Variety I think is key. That doesn't mean a Leica in every column can't deliver variety; add some swimming, a bit about challenges of the weather, some insights on how you view your business this week :-), the latest visit to Precision Camera, etc. Despite the title of the blog it is the vision of life, not the science of photography that I come here for.

Augie said...

I believe David Aiken hit a proverbial home run above when he finished his comment with -

“I'm happy to see you continue writing as you have been. You never know what readers get from a post and for every one who gets tired of a particular theme there's probably also one who finds a hint about something different that helps them in the same posts. Posts about one thing can jog readers' minds about something quite different. Keep up the good work.”
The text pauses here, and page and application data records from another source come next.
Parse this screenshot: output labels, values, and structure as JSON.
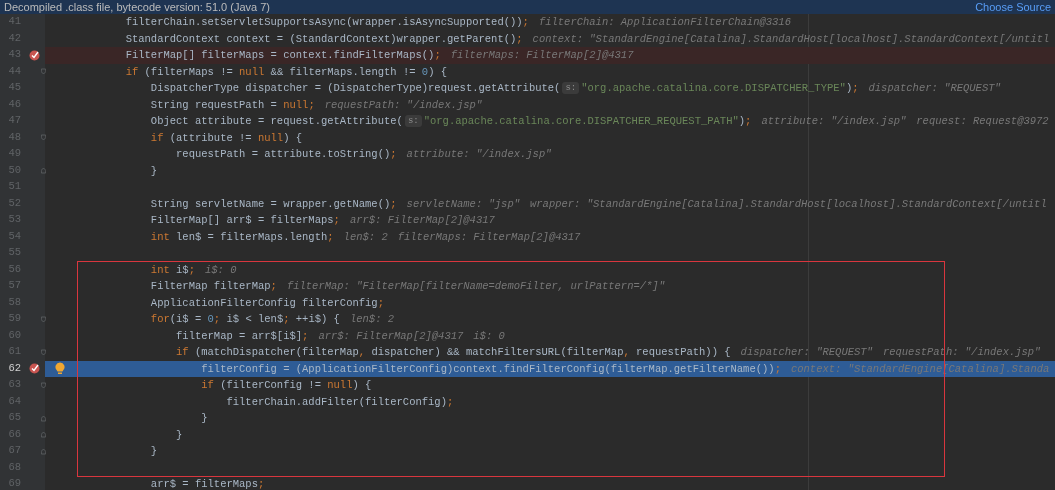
{
  "banner": {
    "message": "Decompiled .class file, bytecode version: 51.0 (Java 7)",
    "link": "Choose Source"
  },
  "lines": [
    {
      "number": "41",
      "breakpoint": false,
      "current": false,
      "bulb": false,
      "tokens": [
        {
          "kind": "plain",
          "text": "            filterChain.setServletSupportsAsync(wrapper.isAsyncSupported())"
        },
        {
          "kind": "punct",
          "text": ";"
        },
        {
          "kind": "hint",
          "text": "filterChain: ApplicationFilterChain@3316"
        }
      ]
    },
    {
      "number": "42",
      "breakpoint": false,
      "current": false,
      "bulb": false,
      "tokens": [
        {
          "kind": "plain",
          "text": "            StandardContext context = (StandardContext)wrapper.getParent()"
        },
        {
          "kind": "punct",
          "text": ";"
        },
        {
          "kind": "hint",
          "text": "context: \"StandardEngine[Catalina].StandardHost[localhost].StandardContext[/untitl"
        }
      ]
    },
    {
      "number": "43",
      "breakpoint": true,
      "current": false,
      "bulb": false,
      "tokens": [
        {
          "kind": "plain",
          "text": "            FilterMap[] filterMaps = context.findFilterMaps()"
        },
        {
          "kind": "punct",
          "text": ";"
        },
        {
          "kind": "hint",
          "text": "filterMaps: FilterMap[2]@4317"
        }
      ]
    },
    {
      "number": "44",
      "breakpoint": false,
      "current": false,
      "bulb": false,
      "kind": "block-start",
      "tokens": [
        {
          "kind": "keyword",
          "text": "            if"
        },
        {
          "kind": "plain",
          "text": " (filterMaps != "
        },
        {
          "kind": "keyword",
          "text": "null"
        },
        {
          "kind": "plain",
          "text": " && filterMaps.length != "
        },
        {
          "kind": "number",
          "text": "0"
        },
        {
          "kind": "plain",
          "text": ") {"
        }
      ]
    },
    {
      "number": "45",
      "breakpoint": false,
      "current": false,
      "bulb": false,
      "tokens": [
        {
          "kind": "plain",
          "text": "                DispatcherType dispatcher = (DispatcherType)request.getAttribute("
        },
        {
          "kind": "param",
          "text": "s:"
        },
        {
          "kind": "string",
          "text": "\"org.apache.catalina.core.DISPATCHER_TYPE\""
        },
        {
          "kind": "plain",
          "text": ")"
        },
        {
          "kind": "punct",
          "text": ";"
        },
        {
          "kind": "hint",
          "text": "dispatcher: \"REQUEST\""
        }
      ]
    },
    {
      "number": "46",
      "breakpoint": false,
      "current": false,
      "bulb": false,
      "tokens": [
        {
          "kind": "plain",
          "text": "                String requestPath = "
        },
        {
          "kind": "keyword",
          "text": "null"
        },
        {
          "kind": "punct",
          "text": ";"
        },
        {
          "kind": "hint",
          "text": "requestPath: \"/index.jsp\""
        }
      ]
    },
    {
      "number": "47",
      "breakpoint": false,
      "current": false,
      "bulb": false,
      "tokens": [
        {
          "kind": "plain",
          "text": "                Object attribute = request.getAttribute("
        },
        {
          "kind": "param",
          "text": "s:"
        },
        {
          "kind": "string",
          "text": "\"org.apache.catalina.core.DISPATCHER_REQUEST_PATH\""
        },
        {
          "kind": "plain",
          "text": ")"
        },
        {
          "kind": "punct",
          "text": ";"
        },
        {
          "kind": "hint",
          "text": "attribute: \"/index.jsp\""
        },
        {
          "kind": "hint",
          "text": "request: Request@3972"
        }
      ]
    },
    {
      "number": "48",
      "breakpoint": false,
      "current": false,
      "bulb": false,
      "kind": "block-start",
      "tokens": [
        {
          "kind": "keyword",
          "text": "                if"
        },
        {
          "kind": "plain",
          "text": " (attribute != "
        },
        {
          "kind": "keyword",
          "text": "null"
        },
        {
          "kind": "plain",
          "text": ") {"
        }
      ]
    },
    {
      "number": "49",
      "breakpoint": false,
      "current": false,
      "bulb": false,
      "tokens": [
        {
          "kind": "plain",
          "text": "                    requestPath = attribute.toString()"
        },
        {
          "kind": "punct",
          "text": ";"
        },
        {
          "kind": "hint",
          "text": "attribute: \"/index.jsp\""
        }
      ]
    },
    {
      "number": "50",
      "breakpoint": false,
      "current": false,
      "bulb": false,
      "kind": "block-end",
      "tokens": [
        {
          "kind": "plain",
          "text": "                }"
        }
      ]
    },
    {
      "number": "51",
      "breakpoint": false,
      "current": false,
      "bulb": false
    },
    {
      "number": "52",
      "breakpoint": false,
      "current": false,
      "bulb": false,
      "tokens": [
        {
          "kind": "plain",
          "text": "                String servletName = wrapper.getName()"
        },
        {
          "kind": "punct",
          "text": ";"
        },
        {
          "kind": "hint",
          "text": "servletName: \"jsp\""
        },
        {
          "kind": "hint",
          "text": "wrapper: \"StandardEngine[Catalina].StandardHost[localhost].StandardContext[/untitl"
        }
      ]
    },
    {
      "number": "53",
      "breakpoint": false,
      "current": false,
      "bulb": false,
      "tokens": [
        {
          "kind": "plain",
          "text": "                FilterMap[] arr$ = filterMaps"
        },
        {
          "kind": "punct",
          "text": ";"
        },
        {
          "kind": "hint",
          "text": "arr$: FilterMap[2]@4317"
        }
      ]
    },
    {
      "number": "54",
      "breakpoint": false,
      "current": false,
      "bulb": false,
      "tokens": [
        {
          "kind": "keyword",
          "text": "                int"
        },
        {
          "kind": "plain",
          "text": " len$ = filterMaps.length"
        },
        {
          "kind": "punct",
          "text": ";"
        },
        {
          "kind": "hint",
          "text": "len$: 2"
        },
        {
          "kind": "hint",
          "text": "filterMaps: FilterMap[2]@4317"
        }
      ]
    },
    {
      "number": "55",
      "breakpoint": false,
      "current": false,
      "bulb": false
    },
    {
      "number": "56",
      "breakpoint": false,
      "current": false,
      "bulb": false,
      "tokens": [
        {
          "kind": "keyword",
          "text": "                int"
        },
        {
          "kind": "plain",
          "text": " i$"
        },
        {
          "kind": "punct",
          "text": ";"
        },
        {
          "kind": "hint",
          "text": "i$: 0"
        }
      ]
    },
    {
      "number": "57",
      "breakpoint": false,
      "current": false,
      "bulb": false,
      "tokens": [
        {
          "kind": "plain",
          "text": "                FilterMap filterMap"
        },
        {
          "kind": "punct",
          "text": ";"
        },
        {
          "kind": "hint",
          "text": "filterMap: \"FilterMap[filterName=demoFilter, urlPattern=/*]\""
        }
      ]
    },
    {
      "number": "58",
      "breakpoint": false,
      "current": false,
      "bulb": false,
      "tokens": [
        {
          "kind": "plain",
          "text": "                ApplicationFilterConfig filterConfig"
        },
        {
          "kind": "punct",
          "text": ";"
        }
      ]
    },
    {
      "number": "59",
      "breakpoint": false,
      "current": false,
      "bulb": false,
      "kind": "block-start",
      "tokens": [
        {
          "kind": "keyword",
          "text": "                for"
        },
        {
          "kind": "plain",
          "text": "(i$ = "
        },
        {
          "kind": "number",
          "text": "0"
        },
        {
          "kind": "punct",
          "text": ";"
        },
        {
          "kind": "plain",
          "text": " i$ < len$"
        },
        {
          "kind": "punct",
          "text": ";"
        },
        {
          "kind": "plain",
          "text": " ++i$) {"
        },
        {
          "kind": "hint",
          "text": "len$: 2"
        }
      ]
    },
    {
      "number": "60",
      "breakpoint": false,
      "current": false,
      "bulb": false,
      "tokens": [
        {
          "kind": "plain",
          "text": "                    filterMap = arr$[i$]"
        },
        {
          "kind": "punct",
          "text": ";"
        },
        {
          "kind": "hint",
          "text": "arr$: FilterMap[2]@4317"
        },
        {
          "kind": "hint",
          "text": "i$: 0"
        }
      ]
    },
    {
      "number": "61",
      "breakpoint": false,
      "current": false,
      "bulb": false,
      "kind": "block-start",
      "tokens": [
        {
          "kind": "keyword",
          "text": "                    if"
        },
        {
          "kind": "plain",
          "text": " (matchDispatcher(filterMap"
        },
        {
          "kind": "punct",
          "text": ","
        },
        {
          "kind": "plain",
          "text": " dispatcher) && matchFiltersURL(filterMap"
        },
        {
          "kind": "punct",
          "text": ","
        },
        {
          "kind": "plain",
          "text": " requestPath)) {"
        },
        {
          "kind": "hint",
          "text": "dispatcher: \"REQUEST\""
        },
        {
          "kind": "hint",
          "text": "requestPath: \"/index.jsp\""
        }
      ]
    },
    {
      "number": "62",
      "breakpoint": true,
      "current": true,
      "bulb": true,
      "tokens": [
        {
          "kind": "plain",
          "text": "                        filterConfig = (ApplicationFilterConfig)context.findFilterConfig(filterMap.getFilterName())"
        },
        {
          "kind": "punct",
          "text": ";"
        },
        {
          "kind": "hint",
          "text": "context: \"StandardEngine[Catalina].Standa"
        }
      ]
    },
    {
      "number": "63",
      "breakpoint": false,
      "current": false,
      "bulb": false,
      "kind": "block-start",
      "tokens": [
        {
          "kind": "keyword",
          "text": "                        if"
        },
        {
          "kind": "plain",
          "text": " (filterConfig != "
        },
        {
          "kind": "keyword",
          "text": "null"
        },
        {
          "kind": "plain",
          "text": ") {"
        }
      ]
    },
    {
      "number": "64",
      "breakpoint": false,
      "current": false,
      "bulb": false,
      "tokens": [
        {
          "kind": "plain",
          "text": "                            filterChain.addFilter(filterConfig)"
        },
        {
          "kind": "punct",
          "text": ";"
        }
      ]
    },
    {
      "number": "65",
      "breakpoint": false,
      "current": false,
      "bulb": false,
      "kind": "block-end",
      "tokens": [
        {
          "kind": "plain",
          "text": "                        }"
        }
      ]
    },
    {
      "number": "66",
      "breakpoint": false,
      "current": false,
      "bulb": false,
      "kind": "block-end",
      "tokens": [
        {
          "kind": "plain",
          "text": "                    }"
        }
      ]
    },
    {
      "number": "67",
      "breakpoint": false,
      "current": false,
      "bulb": false,
      "kind": "block-end",
      "tokens": [
        {
          "kind": "plain",
          "text": "                }"
        }
      ]
    },
    {
      "number": "68",
      "breakpoint": false,
      "current": false,
      "bulb": false
    },
    {
      "number": "69",
      "breakpoint": false,
      "current": false,
      "bulb": false,
      "tokens": [
        {
          "kind": "plain",
          "text": "                arr$ = filterMaps"
        },
        {
          "kind": "punct",
          "text": ";"
        }
      ]
    }
  ]
}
Kudos to you both!

Chuck Albertson said...

Pretty close to the truth. One of my beloved profs in college survived a night out on Everest after summiting late in the day, but lost all of his toes to frostbite. NatGeo, which underwrote the expedition, gave every climber on the trip a Nikon F and an unlimited supply of Kodachrome II. In hospital back in Katmandu, Willi (having nothing else to do) used both to shoot a time sequence of his toes gradually turning back, shriveling up and falling off. Those slides became the climax (of sorts) of his annual Everest lecture at the college, and there were always a few people who didn't get the memo, and wound up running for the exits to do the Big Spit when they flashed up on the screen.

In Unity said...

Many years ago I was asked to write a biography of a friend who was an internationally syndicated cartoonist. He had already written a volume of memoirs and two novels based on characters not unlike himself. Of course I couldn’t, mainly through lack of skill. That said his life was so astonishing I’m not sure anyone would believe it if I’d written it. Certainly no one believed me when I told some if his stories.

Luke Miller said...

In many ways your current life mirrors mine. UT grad and former faculty member. 65+ (a lot plus). Great wife. Comfortable home. No longer doing paid work, but lots of photography requests and video work. Leica M owner (I have three) and lots of other camera and video gear. I enjoy your shots of Austin taken during your daily excursions. As a student I thought Austin was the best place in the world to live and your shots allow me to keep up with it.

MartinP said...

You mentioned writing, so wasn't the idea of the "artist starving in a garret" originally from a Mr.Foote at the end of the eighteenth century? And he was writing about writers, rather than painters and so on.

Maybe there is a story to tell about van Gogh's unrecorded friend, the photographic portrait artist, in the late nineteenth century?** At least you get to visit some nice bits of the Netherlands and southern France doing the research!! Of course, most garrets have been converted in to bijoux 'studio-apartments' (more accurately known as cramped, single-room accomodation) by now though, oops.

**Except doing portraits was quite lucrative at that time. Perhaps a contrast between the successful photographer / technician, still being jealous of the output of the crazy van Gogh?? I may be overthinking this . . .